Legal prescription drugs are more of a factor in overdoses than their illicit counterparts.
Ambulance call-out figures to be presented to an international drugs conference show that emergency treatment for non-fatal overdoses has jumped in the past few years.
Overdoses caused by abuse of prescription and over-the-counter drugs are far more numerous than those from illicit drugs.
The study, by Turning Point Alcohol and Drug Centre in Melbourne, found there were more than 11,000 "ambulance attendances" for non-fatal overdoses of prescription or over-the-counter drugs in the city in the two years to last September.
This was almost 2500 more than in the previous two years.
There more than 1530 ambulance call-outs to overdoses from illicit drugs, 1400 to heroin overdoses and 6035 to alcohol-related incidents.
Women made up almost 60 per cent of legal drug overdosers, but men were more likely to overdose on other substances, including heroin.
The average age of those who overdosed on legal drugs was 33, for illicit drugs, 27, and for "alcohol-related harm", 38.
Turning Point's senior research fellow, Paul Dietze, said the most common medications people overdosed on were tranquillisers, paracetamol, anti-depressants, codeine, morphine and anti-psychotic drugs.
"We suspect that many of these are attempted suicide, and we know attempted suicide is more prevalent among females than males; whereas complete suicide is much more prevalent among males," he said.
"Younger people are taking over-the-counter drugs, whereas slightly older people are taking prescription drugs in overdoses."
The manager of clinical standards for Melbourne's Metropolitan Ambulance Service, Bill Barger, said some overdoses were accidental. "People misread labels or take a medication that's not prescribed for them. There's oversight, where people forget they've taken their tablets and take some more, especially with elderly folk. Children get access to them, because many pills look like lollies.

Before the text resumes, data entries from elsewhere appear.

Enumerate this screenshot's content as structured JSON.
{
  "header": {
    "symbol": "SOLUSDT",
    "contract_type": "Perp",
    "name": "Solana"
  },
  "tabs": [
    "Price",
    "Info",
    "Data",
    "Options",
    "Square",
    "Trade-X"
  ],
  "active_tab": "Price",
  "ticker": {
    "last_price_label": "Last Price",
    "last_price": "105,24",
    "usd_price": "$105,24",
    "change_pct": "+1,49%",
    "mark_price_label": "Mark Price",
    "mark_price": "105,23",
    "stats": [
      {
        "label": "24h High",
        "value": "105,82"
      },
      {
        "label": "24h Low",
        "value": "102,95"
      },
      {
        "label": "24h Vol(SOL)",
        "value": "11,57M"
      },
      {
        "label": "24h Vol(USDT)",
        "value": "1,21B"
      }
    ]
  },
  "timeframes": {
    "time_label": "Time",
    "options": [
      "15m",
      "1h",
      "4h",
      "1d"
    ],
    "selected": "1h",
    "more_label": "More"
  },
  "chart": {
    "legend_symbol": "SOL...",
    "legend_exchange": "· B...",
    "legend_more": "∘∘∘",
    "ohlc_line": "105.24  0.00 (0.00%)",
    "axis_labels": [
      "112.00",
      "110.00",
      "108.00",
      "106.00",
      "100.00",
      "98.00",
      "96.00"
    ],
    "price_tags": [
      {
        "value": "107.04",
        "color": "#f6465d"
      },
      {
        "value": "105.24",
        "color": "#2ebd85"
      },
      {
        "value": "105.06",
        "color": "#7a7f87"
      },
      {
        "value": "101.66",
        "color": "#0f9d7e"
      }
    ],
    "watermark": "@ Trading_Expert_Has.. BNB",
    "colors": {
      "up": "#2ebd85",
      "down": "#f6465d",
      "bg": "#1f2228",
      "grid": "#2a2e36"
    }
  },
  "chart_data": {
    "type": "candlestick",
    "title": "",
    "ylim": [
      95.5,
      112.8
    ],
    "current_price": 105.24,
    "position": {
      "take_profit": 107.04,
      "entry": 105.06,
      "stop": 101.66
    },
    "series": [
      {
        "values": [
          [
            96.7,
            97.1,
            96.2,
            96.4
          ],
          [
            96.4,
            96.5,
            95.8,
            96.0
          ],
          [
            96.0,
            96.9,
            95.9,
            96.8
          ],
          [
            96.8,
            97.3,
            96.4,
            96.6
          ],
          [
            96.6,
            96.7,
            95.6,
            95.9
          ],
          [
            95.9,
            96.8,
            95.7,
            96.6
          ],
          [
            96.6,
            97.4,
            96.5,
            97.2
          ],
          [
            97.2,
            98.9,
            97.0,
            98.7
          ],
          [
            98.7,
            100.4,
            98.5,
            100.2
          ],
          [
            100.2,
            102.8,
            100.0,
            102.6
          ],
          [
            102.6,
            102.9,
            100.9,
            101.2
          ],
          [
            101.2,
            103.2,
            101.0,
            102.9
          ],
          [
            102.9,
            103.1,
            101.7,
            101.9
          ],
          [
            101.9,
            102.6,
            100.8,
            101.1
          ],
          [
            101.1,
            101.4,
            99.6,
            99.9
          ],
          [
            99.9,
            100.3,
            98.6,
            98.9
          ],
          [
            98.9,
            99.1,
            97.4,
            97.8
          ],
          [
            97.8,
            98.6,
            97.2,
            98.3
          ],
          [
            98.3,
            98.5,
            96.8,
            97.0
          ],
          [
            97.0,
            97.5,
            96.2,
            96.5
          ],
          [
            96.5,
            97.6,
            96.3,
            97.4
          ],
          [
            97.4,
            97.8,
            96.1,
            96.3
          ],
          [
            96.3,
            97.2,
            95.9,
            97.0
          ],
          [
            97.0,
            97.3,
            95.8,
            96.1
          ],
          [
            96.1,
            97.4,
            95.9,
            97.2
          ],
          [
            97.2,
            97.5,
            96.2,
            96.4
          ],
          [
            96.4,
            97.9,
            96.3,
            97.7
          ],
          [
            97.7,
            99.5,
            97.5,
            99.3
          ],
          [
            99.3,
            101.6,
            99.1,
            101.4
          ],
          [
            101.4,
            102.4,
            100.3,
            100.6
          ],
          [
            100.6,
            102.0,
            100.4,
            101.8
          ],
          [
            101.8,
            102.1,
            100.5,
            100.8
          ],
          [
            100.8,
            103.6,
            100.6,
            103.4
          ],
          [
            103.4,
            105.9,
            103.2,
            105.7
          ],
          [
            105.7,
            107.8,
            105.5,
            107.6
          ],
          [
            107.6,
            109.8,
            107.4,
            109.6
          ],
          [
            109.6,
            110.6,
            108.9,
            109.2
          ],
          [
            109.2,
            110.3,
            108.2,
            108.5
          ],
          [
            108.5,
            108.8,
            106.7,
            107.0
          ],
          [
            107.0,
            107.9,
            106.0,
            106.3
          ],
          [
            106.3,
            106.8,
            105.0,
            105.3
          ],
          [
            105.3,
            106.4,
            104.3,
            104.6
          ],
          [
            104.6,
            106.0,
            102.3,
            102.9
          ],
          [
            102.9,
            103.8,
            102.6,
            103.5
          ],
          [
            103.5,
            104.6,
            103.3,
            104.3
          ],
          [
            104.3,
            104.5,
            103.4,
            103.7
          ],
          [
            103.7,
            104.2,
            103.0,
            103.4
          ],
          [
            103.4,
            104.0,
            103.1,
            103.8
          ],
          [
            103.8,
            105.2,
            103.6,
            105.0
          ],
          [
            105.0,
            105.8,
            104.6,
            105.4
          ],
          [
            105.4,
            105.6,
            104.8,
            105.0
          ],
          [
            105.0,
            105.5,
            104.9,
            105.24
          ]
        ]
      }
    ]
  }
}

"Then there's those people who abuse the tablets against the prescription knowingly."